Thoughts of the Future (Thoughts of Liberia, Emancipation)
Oil on canvas
Overall (unframed): 18 x 21 in. (45.7 x 53.3 cm) Overall (framed): 26 1/2 x 30 1/2 x 3 in. (67.3 x 77.5 x 7.6 cm)
An African-American man, wrapped in brown coat and scarf, sits near a slightly dilapidated hearth, heating his kettle. In one hand is his cane, in the other a folded newspaper; his hat sits on the floor nearby. In the top right corner are his painter's tools. Pinned to the door is a poster marked "Hayti."
The subject of this painting is probably a freeman, since most slaves were forbidden to read. The title informs us that the man's thoughts have wandered to Liberia, where the American Colonization Society was organizing a resettlement of freed slaves. The reference to "Hayti" is a reminder of the fight for freedom in that French colony, as well as the social and political turmoil that followed. Slaves in Haiti won their freedom in 1804, after a 13 year war against their French owners.
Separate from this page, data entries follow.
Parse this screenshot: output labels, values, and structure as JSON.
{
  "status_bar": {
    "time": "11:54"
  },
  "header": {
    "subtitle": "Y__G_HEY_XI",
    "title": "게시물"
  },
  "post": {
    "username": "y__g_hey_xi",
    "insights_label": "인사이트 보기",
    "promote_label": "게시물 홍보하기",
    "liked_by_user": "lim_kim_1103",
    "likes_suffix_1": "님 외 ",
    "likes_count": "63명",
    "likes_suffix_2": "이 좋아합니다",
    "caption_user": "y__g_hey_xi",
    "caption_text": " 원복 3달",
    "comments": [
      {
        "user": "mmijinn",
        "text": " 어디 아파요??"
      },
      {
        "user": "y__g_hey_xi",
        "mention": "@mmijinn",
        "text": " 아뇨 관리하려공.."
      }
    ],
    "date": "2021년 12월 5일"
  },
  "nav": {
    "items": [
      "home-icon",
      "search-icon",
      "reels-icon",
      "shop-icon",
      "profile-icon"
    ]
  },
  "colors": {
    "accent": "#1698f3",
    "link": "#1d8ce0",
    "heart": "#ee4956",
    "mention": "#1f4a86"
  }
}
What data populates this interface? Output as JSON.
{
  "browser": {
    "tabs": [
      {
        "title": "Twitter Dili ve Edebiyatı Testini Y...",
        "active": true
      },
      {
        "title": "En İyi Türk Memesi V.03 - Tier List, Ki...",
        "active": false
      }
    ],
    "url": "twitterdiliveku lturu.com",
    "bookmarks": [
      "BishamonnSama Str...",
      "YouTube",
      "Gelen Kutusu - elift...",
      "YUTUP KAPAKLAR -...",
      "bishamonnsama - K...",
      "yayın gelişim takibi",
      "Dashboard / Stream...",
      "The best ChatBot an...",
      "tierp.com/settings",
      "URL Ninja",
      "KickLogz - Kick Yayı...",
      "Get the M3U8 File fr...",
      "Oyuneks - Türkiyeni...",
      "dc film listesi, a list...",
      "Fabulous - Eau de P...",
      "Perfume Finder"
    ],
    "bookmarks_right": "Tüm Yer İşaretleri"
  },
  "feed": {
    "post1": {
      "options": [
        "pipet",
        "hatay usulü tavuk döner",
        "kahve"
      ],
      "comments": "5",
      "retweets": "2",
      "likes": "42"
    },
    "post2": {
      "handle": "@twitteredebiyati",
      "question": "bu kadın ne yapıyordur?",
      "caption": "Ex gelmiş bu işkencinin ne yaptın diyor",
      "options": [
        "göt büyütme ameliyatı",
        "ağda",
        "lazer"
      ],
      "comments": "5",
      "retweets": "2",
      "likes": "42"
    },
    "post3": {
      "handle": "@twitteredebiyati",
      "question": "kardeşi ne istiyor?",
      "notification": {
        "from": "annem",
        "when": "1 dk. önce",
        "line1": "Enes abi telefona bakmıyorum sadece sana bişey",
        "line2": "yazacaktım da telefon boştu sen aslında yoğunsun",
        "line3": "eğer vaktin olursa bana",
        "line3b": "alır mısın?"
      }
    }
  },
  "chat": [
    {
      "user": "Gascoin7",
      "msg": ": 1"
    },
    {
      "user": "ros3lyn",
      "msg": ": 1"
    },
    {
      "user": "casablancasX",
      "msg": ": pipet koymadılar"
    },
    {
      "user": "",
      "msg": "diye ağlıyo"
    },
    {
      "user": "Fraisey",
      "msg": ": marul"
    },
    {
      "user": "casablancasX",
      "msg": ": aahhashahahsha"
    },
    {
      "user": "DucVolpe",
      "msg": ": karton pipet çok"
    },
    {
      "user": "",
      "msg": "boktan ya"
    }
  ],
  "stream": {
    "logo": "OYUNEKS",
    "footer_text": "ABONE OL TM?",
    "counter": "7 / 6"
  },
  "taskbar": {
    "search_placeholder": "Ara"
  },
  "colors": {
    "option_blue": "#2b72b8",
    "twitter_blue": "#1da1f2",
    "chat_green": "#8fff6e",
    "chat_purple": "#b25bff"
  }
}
Holzer, Harold, ed. "Lincoln and New York." New York: The New-York Historical Society and London: Philip Wilson Publishers Ltd., 2009.
The Robert L. Stuart Collection, the gift of his widow Mrs. Mary Stuart, New-York Historical Society
Due to ongoing research, information about this object is subject to change.